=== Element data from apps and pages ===
◇ ◇ ◇ ◇ ◇ ◇ ◇

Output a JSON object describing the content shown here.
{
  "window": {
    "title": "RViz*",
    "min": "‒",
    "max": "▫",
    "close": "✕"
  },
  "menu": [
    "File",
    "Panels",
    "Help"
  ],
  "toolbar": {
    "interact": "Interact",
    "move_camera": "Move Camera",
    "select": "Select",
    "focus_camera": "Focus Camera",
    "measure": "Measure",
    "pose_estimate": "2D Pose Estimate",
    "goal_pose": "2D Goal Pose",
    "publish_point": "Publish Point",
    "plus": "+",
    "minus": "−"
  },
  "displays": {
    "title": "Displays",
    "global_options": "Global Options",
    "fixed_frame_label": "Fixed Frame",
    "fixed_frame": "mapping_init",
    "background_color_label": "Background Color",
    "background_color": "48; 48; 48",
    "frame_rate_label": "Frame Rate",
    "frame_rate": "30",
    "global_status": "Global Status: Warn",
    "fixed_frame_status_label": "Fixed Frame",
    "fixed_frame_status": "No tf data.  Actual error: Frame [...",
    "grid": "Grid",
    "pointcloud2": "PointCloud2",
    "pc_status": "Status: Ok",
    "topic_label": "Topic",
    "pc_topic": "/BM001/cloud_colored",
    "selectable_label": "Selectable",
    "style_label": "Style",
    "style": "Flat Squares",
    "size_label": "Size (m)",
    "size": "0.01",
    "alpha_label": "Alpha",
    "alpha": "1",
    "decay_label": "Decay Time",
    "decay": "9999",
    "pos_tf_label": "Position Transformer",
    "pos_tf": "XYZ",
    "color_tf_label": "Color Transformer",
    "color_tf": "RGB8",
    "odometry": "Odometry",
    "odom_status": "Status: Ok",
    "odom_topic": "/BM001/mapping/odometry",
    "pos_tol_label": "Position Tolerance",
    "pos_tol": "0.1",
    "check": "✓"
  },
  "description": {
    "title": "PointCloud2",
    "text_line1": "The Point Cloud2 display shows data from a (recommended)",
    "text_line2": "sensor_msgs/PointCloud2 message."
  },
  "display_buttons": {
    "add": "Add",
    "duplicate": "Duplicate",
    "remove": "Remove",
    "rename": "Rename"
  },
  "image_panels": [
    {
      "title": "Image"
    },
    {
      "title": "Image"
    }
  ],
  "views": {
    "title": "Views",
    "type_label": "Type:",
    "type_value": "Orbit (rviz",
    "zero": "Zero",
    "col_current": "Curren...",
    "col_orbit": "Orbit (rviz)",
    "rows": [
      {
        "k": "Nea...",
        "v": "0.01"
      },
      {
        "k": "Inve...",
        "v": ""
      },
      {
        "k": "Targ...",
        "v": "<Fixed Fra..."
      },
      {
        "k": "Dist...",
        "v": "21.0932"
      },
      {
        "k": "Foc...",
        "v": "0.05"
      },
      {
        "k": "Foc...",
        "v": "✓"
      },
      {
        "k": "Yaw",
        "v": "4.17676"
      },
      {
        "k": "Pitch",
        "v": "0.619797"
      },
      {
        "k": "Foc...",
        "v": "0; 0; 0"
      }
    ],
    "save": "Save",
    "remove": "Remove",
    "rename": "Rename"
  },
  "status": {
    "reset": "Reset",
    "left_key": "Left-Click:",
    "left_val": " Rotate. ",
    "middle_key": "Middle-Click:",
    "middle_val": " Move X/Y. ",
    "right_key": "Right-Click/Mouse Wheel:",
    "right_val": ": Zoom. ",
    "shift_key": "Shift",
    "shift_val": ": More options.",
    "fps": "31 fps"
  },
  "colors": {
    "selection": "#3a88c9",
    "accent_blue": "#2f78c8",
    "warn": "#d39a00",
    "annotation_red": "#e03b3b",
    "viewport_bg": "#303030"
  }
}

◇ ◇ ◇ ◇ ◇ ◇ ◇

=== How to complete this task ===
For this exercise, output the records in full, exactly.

=== Answer below ===
Output a JSON object describing the content shown here.
{
  "window": {
    "title": "RViz*",
    "min": "‒",
    "max": "▫",
    "close": "✕"
  },
  "menu": [
    "File",
    "Panels",
    "Help"
  ],
  "toolbar": {
    "interact": "Interact",
    "move_camera": "Move Camera",
    "select": "Select",
    "focus_camera": "Focus Camera",
    "measure": "Measure",
    "pose_estimate": "2D Pose Estimate",
    "goal_pose": "2D Goal Pose",
    "publish_point": "Publish Point",
    "plus": "+",
    "minus": "−"
  },
  "displays": {
    "title": "Displays",
    "global_options": "Global Options",
    "fixed_frame_label": "Fixed Frame",
    "fixed_frame": "mapping_init",
    "background_color_label": "Background Color",
    "background_color": "48; 48; 48",
    "frame_rate_label": "Frame Rate",
    "frame_rate": "30",
    "global_status": "Global Status: Warn",
    "fixed_frame_status_label": "Fixed Frame",
    "fixed_frame_status": "No tf data.  Actual error: Frame [...",
    "grid": "Grid",
    "pointcloud2": "PointCloud2",
    "pc_status": "Status: Ok",
    "topic_label": "Topic",
    "pc_topic": "/BM001/cloud_colored",
    "selectable_label": "Selectable",
    "style_label": "Style",
    "style": "Flat Squares",
    "size_label": "Size (m)",
    "size": "0.01",
    "alpha_label": "Alpha",
    "alpha": "1",
    "decay_label": "Decay Time",
    "decay": "9999",
    "pos_tf_label": "Position Transformer",
    "pos_tf": "XYZ",
    "color_tf_label": "Color Transformer",
    "color_tf": "RGB8",
    "odometry": "Odometry",
    "odom_status": "Status: Ok",
    "odom_topic": "/BM001/mapping/odometry",
    "pos_tol_label": "Position Tolerance",
    "pos_tol": "0.1",
    "check": "✓"
  },
  "description": {
    "title": "PointCloud2",
    "text_line1": "The Point Cloud2 display shows data from a (recommended)",
    "text_line2": "sensor_msgs/PointCloud2 message."
  },
  "display_buttons": {
    "add": "Add",
    "duplicate": "Duplicate",
    "remove": "Remove",
    "rename": "Rename"
  },
  "image_panels": [
    {
      "title": "Image"
    },
    {
      "title": "Image"
    }
  ],
  "views": {
    "title": "Views",
    "type_label": "Type:",
    "type_value": "Orbit (rviz",
    "zero": "Zero",
    "col_current": "Curren...",
    "col_orbit": "Orbit (rviz)",
    "rows": [
      {
        "k": "Nea...",
        "v": "0.01"
      },
      {
        "k": "Inve...",
        "v": ""
      },
      {
        "k": "Targ...",
        "v": "<Fixed Fra..."
      },
      {
        "k": "Dist...",
        "v": "21.0932"
      },
      {
        "k": "Foc...",
        "v": "0.05"
      },
      {
        "k": "Foc...",
        "v": "✓"
      },
      {
        "k": "Yaw",
        "v": "4.17676"
      },
      {
        "k": "Pitch",
        "v": "0.619797"
      },
      {
        "k": "Foc...",
        "v": "0; 0; 0"
      }
    ],
    "save": "Save",
    "remove": "Remove",
    "rename": "Rename"
  },
  "status": {
    "reset": "Reset",
    "left_key": "Left-Click:",
    "left_val": " Rotate. ",
    "middle_key": "Middle-Click:",
    "middle_val": " Move X/Y. ",
    "right_key": "Right-Click/Mouse Wheel:",
    "right_val": ": Zoom. ",
    "shift_key": "Shift",
    "shift_val": ": More options.",
    "fps": "31 fps"
  },
  "colors": {
    "selection": "#3a88c9",
    "accent_blue": "#2f78c8",
    "warn": "#d39a00",
    "annotation_red": "#e03b3b",
    "viewport_bg": "#303030"
  }
}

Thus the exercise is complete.